Activity
The only thing to send back is the number of lines below that hold the string "this".

--- Provided material Enclosed Below ---

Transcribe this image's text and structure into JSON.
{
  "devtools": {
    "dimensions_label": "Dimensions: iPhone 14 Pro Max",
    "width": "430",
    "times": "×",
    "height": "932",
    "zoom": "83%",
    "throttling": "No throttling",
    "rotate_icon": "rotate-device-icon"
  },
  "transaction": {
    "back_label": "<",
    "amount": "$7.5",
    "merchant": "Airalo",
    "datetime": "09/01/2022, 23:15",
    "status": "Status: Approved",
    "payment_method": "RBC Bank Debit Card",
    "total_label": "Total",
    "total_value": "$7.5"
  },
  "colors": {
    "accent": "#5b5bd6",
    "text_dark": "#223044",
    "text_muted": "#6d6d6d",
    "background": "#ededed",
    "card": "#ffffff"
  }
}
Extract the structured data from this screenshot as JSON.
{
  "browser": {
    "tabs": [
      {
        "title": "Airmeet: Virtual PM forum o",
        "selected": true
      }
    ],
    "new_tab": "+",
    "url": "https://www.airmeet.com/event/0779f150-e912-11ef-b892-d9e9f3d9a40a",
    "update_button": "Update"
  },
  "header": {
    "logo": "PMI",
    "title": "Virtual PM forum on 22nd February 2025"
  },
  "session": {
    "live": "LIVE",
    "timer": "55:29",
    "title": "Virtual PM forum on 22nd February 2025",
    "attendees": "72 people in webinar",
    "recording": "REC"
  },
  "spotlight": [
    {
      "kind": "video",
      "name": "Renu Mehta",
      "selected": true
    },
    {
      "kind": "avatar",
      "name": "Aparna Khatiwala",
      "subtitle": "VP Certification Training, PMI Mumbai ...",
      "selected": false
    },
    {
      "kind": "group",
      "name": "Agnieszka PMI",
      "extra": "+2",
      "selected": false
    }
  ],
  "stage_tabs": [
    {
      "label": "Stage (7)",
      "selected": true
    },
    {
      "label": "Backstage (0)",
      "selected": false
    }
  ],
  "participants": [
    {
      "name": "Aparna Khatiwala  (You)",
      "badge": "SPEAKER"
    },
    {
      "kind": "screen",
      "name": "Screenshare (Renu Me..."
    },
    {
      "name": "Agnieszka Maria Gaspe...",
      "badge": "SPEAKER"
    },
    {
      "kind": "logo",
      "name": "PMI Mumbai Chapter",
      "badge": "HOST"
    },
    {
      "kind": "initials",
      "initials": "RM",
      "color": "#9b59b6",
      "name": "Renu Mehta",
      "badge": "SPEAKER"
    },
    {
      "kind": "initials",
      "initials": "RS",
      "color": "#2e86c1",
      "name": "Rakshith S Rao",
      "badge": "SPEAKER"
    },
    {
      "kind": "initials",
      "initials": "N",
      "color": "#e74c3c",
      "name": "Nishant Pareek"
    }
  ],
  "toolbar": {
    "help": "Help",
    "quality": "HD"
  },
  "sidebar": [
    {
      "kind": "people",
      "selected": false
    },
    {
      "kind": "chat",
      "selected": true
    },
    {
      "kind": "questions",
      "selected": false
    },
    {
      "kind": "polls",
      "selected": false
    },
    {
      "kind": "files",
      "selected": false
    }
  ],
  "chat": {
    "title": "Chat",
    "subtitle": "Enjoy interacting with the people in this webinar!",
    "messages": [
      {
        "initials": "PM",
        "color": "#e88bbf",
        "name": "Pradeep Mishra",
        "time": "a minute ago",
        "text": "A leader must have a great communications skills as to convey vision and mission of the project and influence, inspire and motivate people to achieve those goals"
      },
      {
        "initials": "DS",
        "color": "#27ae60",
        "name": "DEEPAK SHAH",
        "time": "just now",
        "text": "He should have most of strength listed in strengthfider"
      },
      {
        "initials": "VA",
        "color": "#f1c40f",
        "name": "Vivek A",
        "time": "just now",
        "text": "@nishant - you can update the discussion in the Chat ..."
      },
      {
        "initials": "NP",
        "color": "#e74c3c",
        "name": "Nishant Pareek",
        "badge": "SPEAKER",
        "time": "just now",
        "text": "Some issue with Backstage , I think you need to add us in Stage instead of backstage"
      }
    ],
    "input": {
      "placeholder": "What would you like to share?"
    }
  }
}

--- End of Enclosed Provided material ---

Response below
3